- Don’t lose momentum between meetings
- Provide more detailed materials that committee and workgroup members can review as needed. Be sure advisers have adequate time to review and ask questions about the materials before the next meeting.
- Be mindful that you don’t exclude the advisers from emails that should include all who are working on the project or subcommittee.
- Especially early on, have the staff liaison check in with advisers to see if they need additional support or have feedback to share with your organization.
"How do we make sure that members of the public are fully integrated into, and satisfied with their participation in the project?"

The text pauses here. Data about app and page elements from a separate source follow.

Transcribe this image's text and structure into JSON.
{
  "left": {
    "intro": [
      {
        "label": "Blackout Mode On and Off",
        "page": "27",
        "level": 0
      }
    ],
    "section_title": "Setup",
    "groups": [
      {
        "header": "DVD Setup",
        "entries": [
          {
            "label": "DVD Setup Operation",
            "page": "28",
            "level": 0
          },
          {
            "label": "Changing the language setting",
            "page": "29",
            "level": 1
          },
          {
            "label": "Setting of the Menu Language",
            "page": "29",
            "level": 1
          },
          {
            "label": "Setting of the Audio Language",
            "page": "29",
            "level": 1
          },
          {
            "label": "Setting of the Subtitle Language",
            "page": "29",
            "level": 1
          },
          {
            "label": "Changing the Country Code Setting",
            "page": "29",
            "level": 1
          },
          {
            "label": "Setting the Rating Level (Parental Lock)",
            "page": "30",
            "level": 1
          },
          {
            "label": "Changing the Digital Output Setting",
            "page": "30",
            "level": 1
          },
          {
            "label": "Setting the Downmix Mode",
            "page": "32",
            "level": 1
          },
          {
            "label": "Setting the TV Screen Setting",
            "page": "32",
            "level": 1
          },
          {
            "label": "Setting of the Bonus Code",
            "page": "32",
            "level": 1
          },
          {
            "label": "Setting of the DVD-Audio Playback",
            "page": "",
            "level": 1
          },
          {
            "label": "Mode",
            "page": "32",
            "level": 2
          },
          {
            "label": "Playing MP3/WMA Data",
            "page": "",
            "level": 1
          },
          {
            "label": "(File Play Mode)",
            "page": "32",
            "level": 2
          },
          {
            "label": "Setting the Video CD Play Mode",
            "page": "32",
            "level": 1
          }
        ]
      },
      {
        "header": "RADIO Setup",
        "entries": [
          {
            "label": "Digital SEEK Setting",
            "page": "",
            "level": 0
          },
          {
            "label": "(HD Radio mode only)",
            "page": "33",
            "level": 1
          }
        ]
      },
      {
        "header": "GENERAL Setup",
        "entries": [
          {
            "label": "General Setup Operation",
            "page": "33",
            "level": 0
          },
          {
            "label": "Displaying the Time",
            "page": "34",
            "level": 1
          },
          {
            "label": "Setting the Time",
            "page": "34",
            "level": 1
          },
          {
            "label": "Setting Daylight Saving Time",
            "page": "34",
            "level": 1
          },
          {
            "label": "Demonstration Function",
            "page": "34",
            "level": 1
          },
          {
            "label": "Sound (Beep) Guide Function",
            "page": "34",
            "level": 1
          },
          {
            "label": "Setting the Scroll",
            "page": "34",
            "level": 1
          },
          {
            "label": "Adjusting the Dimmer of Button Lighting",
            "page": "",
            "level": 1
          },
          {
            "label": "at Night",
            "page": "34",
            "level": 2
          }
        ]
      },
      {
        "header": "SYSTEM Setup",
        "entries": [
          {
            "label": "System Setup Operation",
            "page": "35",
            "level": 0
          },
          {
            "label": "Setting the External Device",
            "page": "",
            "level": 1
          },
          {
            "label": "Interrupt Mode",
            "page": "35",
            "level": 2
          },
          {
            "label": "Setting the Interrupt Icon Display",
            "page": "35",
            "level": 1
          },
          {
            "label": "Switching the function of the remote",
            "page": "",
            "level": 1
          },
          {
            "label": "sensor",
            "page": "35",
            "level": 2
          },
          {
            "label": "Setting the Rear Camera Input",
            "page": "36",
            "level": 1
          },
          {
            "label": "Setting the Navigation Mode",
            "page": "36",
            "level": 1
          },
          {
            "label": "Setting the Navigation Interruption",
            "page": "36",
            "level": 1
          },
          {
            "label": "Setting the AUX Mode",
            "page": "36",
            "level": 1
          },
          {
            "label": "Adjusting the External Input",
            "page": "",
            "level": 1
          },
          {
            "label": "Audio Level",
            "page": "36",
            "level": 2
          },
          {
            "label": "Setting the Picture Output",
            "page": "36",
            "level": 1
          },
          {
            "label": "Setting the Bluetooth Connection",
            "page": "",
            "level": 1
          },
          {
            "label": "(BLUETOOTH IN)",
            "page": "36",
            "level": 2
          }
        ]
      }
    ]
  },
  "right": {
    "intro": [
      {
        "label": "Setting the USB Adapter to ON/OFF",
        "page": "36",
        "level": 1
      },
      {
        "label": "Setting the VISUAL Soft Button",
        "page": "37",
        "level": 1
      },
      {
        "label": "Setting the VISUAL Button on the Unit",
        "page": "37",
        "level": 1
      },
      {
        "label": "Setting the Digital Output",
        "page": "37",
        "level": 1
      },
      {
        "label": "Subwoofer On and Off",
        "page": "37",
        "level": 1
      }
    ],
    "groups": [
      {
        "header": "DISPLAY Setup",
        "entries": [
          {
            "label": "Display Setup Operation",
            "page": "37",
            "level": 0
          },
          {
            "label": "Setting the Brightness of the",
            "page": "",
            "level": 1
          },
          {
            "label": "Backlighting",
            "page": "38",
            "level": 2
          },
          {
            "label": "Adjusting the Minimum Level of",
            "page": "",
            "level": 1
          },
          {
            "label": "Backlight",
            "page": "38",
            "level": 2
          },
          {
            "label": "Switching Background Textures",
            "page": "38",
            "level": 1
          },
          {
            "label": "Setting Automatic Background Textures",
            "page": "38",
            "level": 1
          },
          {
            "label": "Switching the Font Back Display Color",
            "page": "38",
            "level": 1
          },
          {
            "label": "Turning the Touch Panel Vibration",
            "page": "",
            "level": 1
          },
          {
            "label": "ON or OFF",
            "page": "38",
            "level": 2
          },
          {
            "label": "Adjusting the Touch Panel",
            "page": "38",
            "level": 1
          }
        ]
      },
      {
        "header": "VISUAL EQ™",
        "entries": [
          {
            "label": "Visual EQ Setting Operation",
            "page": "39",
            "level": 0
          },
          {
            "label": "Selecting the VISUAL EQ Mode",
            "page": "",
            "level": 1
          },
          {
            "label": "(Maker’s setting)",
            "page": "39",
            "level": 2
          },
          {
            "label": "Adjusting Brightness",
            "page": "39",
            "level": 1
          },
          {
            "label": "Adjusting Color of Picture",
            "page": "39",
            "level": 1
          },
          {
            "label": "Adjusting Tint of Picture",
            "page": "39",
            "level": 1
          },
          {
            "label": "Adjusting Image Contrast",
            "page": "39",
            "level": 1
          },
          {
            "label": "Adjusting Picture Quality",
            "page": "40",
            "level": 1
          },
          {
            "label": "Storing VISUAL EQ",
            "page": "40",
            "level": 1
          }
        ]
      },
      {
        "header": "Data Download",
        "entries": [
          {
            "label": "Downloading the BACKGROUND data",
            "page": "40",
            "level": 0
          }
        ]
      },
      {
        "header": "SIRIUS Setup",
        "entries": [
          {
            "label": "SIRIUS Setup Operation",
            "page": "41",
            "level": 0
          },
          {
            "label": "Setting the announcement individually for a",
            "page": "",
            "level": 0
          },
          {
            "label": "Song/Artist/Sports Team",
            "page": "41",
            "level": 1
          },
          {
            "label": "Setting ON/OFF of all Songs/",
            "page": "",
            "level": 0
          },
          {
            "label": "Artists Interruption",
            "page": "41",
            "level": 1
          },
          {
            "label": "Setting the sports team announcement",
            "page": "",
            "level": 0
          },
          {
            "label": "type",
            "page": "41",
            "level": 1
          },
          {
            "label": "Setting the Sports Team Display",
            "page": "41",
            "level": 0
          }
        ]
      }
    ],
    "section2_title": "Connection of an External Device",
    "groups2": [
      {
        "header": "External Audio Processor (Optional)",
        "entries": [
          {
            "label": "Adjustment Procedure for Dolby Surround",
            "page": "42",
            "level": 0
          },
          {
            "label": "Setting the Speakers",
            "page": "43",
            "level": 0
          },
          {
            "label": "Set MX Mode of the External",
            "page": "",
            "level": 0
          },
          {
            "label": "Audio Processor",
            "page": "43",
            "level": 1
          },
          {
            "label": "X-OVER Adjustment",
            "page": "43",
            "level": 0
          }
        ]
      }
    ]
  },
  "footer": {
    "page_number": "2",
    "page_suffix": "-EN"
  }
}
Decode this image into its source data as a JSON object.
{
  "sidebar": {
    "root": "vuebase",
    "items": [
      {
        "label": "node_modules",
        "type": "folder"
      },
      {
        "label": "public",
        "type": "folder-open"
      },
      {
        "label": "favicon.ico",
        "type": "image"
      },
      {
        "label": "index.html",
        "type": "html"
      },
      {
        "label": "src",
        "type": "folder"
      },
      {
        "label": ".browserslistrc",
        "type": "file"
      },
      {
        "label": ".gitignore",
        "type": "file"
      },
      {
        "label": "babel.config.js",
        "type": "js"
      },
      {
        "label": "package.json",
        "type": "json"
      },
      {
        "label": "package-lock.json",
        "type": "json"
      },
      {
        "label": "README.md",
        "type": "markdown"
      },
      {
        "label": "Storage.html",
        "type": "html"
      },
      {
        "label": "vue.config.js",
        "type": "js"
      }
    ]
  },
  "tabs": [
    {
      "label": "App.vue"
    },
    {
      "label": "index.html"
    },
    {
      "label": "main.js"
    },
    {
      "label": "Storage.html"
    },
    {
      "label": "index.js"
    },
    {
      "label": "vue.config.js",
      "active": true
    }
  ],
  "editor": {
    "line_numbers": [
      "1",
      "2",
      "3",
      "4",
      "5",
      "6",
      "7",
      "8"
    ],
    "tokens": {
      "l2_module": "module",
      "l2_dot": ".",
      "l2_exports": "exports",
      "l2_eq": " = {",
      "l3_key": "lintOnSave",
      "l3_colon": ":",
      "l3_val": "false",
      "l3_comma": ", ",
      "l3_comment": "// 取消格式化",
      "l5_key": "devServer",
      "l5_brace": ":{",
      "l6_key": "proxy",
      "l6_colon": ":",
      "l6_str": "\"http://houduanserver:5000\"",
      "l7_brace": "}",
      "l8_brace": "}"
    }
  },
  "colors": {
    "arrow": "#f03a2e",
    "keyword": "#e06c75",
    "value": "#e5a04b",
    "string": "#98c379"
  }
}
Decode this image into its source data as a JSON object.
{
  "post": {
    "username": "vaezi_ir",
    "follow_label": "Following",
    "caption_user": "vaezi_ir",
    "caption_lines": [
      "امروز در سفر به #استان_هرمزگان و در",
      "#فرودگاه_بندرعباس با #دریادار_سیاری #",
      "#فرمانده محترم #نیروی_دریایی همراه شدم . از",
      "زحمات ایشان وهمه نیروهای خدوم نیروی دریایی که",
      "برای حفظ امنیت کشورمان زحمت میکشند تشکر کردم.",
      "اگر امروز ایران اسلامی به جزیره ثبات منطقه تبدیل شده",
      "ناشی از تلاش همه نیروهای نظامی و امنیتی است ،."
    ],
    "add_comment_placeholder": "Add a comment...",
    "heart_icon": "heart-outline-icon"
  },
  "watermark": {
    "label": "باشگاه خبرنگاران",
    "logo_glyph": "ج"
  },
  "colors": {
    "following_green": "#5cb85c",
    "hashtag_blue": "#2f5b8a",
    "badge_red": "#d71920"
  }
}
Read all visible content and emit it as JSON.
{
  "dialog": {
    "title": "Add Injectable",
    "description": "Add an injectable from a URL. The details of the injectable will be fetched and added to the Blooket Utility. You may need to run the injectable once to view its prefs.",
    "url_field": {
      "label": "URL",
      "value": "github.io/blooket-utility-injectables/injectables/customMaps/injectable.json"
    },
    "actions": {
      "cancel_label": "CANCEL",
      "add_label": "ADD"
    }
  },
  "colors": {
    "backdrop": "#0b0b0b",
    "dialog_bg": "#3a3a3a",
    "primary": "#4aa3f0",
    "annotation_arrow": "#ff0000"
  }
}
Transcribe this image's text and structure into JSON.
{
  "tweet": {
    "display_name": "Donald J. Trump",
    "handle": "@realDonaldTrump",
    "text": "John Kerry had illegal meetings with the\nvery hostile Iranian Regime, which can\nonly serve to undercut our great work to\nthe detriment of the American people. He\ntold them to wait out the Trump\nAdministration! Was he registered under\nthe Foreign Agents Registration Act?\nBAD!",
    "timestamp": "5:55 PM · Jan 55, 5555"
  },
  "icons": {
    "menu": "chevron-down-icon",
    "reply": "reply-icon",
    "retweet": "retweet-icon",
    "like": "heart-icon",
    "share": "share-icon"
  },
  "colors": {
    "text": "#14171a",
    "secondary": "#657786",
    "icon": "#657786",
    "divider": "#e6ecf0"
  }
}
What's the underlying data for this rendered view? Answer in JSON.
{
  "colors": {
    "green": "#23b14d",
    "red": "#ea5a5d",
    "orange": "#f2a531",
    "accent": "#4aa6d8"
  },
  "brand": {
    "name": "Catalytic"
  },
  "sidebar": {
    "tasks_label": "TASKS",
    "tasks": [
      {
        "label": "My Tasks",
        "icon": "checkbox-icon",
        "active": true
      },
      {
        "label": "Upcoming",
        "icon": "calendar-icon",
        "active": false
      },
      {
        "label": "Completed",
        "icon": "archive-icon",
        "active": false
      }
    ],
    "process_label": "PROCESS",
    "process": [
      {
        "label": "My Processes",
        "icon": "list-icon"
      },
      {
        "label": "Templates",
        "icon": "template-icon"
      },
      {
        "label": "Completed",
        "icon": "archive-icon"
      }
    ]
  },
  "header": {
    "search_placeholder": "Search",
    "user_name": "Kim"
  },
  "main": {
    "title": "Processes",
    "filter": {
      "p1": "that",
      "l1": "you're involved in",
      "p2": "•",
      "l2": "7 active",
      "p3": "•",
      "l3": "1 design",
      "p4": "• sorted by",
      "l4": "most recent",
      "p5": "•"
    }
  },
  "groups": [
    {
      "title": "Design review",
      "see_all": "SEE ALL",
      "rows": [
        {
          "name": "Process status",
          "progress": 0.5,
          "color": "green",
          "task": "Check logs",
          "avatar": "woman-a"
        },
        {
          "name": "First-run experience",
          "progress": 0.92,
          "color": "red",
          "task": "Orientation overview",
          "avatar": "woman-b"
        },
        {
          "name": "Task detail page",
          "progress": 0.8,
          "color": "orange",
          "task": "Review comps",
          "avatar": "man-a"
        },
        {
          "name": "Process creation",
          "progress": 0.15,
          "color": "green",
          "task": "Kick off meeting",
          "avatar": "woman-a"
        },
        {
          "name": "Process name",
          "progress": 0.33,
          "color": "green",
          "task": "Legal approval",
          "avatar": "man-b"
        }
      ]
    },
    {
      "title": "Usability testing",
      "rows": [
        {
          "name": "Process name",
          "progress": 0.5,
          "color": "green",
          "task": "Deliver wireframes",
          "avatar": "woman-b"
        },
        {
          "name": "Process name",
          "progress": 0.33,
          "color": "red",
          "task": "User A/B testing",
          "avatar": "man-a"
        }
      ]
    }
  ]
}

Plan ahead (see Element 3 and Element 4). Ask for and integrate feedback. The resources from Consumers United in the sidebar may be particularly helpful to you.
"Some members of our work group/task force are more receptive to hearing from members of the public than others."
There are approaches you can take. Here are two:
- Find ways to remind everyone of the purpose of having patients, families and community members helping with the work. Use examples of successes, either in your own organization or others.
- Encourage advisers to identify potential allies in the group. There may be some in the room who come from a more patient-centered approach than others, or who have agreed with members of the public on other points. Helping advisers to identify these people and to approach them at break times can help them feel more supported when they raise topics in the main meetings.
"We aren’t sure how to manage differing opinions, perceptions and, occasionally, tensions."
Acknowledge that there will be differences up front. If extreme differences in opinions or perceptions develop, the staff liaison should encourage the workgroup/project chair to consider facilitation methods to navigate and bridge these differences. Some examples:
- Ask for assistance from an organization staff member who is not part of the workgroup and who is recognized as a skilled facilitator
- Delay a decision and gather additional information as needed; develop a timeline for final decision making.
- Appoint a task force or subcommittee for further study of the issue at the heart of the dispute.